Unfortunately, most of the Landing’s context-switching features are not even slightly intuitive (especially to those already familiar with the cruder social physics of popular social media) so most are very rarely used. Google+, with its massively simplified version of the same idea, probably failed at least in part for this reason. Such complexity can work, with the right membership. Slashdot, for instance, has an extraordinarily rich and ever-evolving social physics, and it has thrived for about 25 years, but the reasons for its success probably lie at least in part in its tagline ‘News for Nerds’. Its members are not phased by complex interfaces, and it is well-enough designed to work reasonably well if you don’t engage with all the features.
Perhaps a bigger issue, though, is that the richer social physics of both Slashdot and the Landing only work if you happen to be a member. For public posts, like this one, the physics are very much like those of Twitter or Facebook.
For now, the best bet is to use different social spaces for different aspects of your life but, thanks largely to Facebook’s single-minded and highly effective undermining of OpenSocial, there’s not a lot of ways to seamlessly move between them right now while retaining a rich and faceted identity. At least there’s still RSS, which is how come you might be reading this on the Landing (where it is originally posted) or at https://jondron.ca/ (which will automagically then push it to Twitter), but it’s not ideal.

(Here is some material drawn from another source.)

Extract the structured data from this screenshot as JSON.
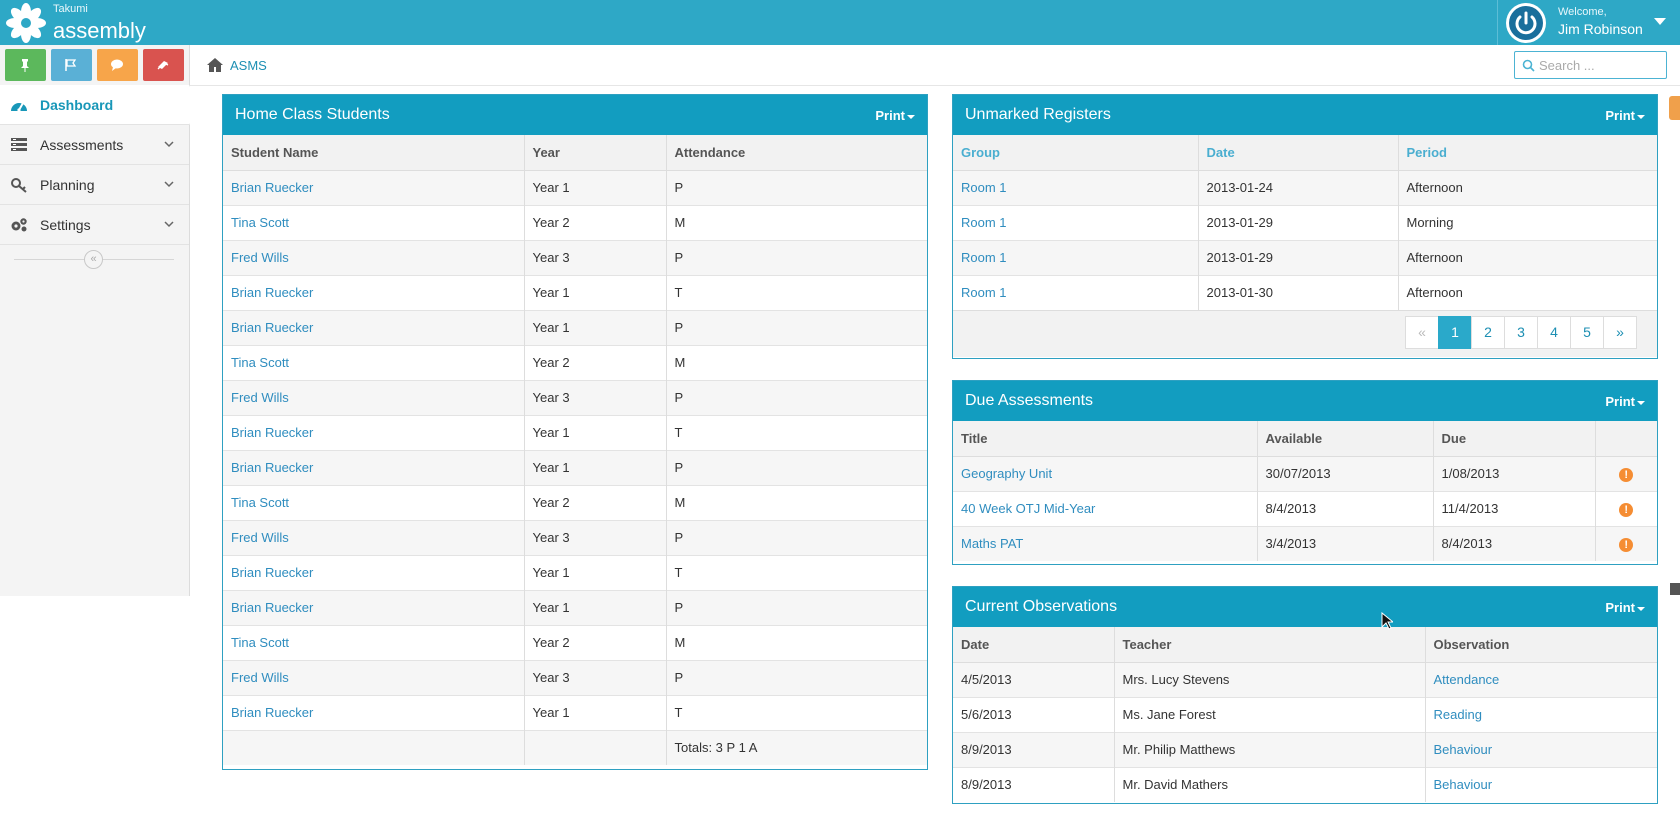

It’s very challenging to design a digital space that is both richly supportive of human social needs and easy to use. The Landing is definitely not the solution, but the underlying idea – that people are richly faceted social beings who interact and present themselves differently to different people at different times – still makes sense to me. As the conversation between Jesse and Stephen shows, there is a need for support for that more than ever.